I have a pro-marriage perspective. First of all, let me say that I realize that not all divorces can or should be prevented, especially when there is some kind of abuse going on. My intention is to give positive information about marriage.
For the sake of brevity, I will only touch on some of the physical benefits of marriage. If you are interested, I would be happy to share more details with you. In other articles, I share some surprising health benefits that married parents offer their children.
For the adults:
1) Married people live longer than people of the same kind who are single or divorced, even after accounting for income, race and origin. (This is true for women, but there is an even stronger correlation for men.)
2) Men and women who are married have lower rates of drug abuse and alcohol use than unmarried individuals, even after accounting for genetic factors and family background.
3) Married people have a much lower suicide rate than those who divorce. Tragically, men and women who are divorcing are twice as likely to attempt suicide as married people. Married women have lower suicide rates than divorced, widowed, or unmarried women.
4) Married men and women are, on average, healthier than single, divorced or cohabiting people. Researchers don’t know if this is because healthier people get married or because marriage helps them stay healthier. However, you know that married couples, on average, lead healthier lifestyles, monitor each other’s health, and have more wealth, all of which likely contribute to better health. A large study of retirees showed far fewer illnesses and disabilities in married people than in those who were widowed, divorced, or cohabiting, after controlling for age, race, and sex. A caveat here is that better quality marriages led to better health outcomes! Stress inside or outside of marriage is never good for your health.

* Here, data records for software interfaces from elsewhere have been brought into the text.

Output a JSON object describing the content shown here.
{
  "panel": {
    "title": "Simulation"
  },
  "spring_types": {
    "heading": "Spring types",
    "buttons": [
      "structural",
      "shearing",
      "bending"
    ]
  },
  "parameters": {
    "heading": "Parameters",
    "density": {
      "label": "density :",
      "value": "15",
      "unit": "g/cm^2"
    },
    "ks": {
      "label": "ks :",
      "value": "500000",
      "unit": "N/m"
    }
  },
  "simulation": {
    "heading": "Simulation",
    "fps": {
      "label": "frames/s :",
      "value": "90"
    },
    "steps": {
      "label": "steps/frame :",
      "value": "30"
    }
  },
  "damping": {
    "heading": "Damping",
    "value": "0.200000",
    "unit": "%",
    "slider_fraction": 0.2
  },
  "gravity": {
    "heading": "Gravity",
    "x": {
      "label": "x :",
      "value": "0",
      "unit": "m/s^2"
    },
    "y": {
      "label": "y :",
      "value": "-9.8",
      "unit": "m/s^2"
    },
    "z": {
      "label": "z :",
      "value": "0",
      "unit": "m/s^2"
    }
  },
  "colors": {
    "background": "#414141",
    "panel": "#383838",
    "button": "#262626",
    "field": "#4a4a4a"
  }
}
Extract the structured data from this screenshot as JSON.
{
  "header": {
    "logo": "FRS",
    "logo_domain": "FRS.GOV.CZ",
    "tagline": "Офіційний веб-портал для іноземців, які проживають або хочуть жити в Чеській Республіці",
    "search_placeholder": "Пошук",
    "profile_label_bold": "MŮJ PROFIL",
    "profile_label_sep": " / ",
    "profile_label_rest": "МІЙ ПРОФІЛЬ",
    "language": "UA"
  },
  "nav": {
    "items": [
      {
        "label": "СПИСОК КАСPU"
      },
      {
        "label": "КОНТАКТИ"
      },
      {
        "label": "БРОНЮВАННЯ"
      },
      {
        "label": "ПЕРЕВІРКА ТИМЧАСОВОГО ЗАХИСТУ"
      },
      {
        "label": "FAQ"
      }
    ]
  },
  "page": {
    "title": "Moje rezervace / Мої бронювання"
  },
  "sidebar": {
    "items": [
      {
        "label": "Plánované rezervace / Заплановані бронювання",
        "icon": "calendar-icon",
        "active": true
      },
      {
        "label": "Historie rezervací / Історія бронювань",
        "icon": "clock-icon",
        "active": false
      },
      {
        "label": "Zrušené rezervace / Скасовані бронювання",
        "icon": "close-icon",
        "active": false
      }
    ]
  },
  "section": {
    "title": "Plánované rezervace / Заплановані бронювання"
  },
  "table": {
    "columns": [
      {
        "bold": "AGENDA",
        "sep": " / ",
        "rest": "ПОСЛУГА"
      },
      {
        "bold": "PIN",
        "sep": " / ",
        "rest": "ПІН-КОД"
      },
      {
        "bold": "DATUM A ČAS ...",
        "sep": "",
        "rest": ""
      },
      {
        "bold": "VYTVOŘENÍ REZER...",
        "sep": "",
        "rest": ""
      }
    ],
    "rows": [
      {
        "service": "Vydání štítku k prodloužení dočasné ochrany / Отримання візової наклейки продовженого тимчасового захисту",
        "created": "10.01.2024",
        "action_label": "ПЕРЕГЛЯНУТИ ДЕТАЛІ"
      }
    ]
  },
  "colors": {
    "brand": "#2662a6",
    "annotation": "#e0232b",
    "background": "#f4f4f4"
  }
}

For more information on these studies, see Why Marriage Matters, Second Edition by Institute for American Values.
Thanks to Lori Lowe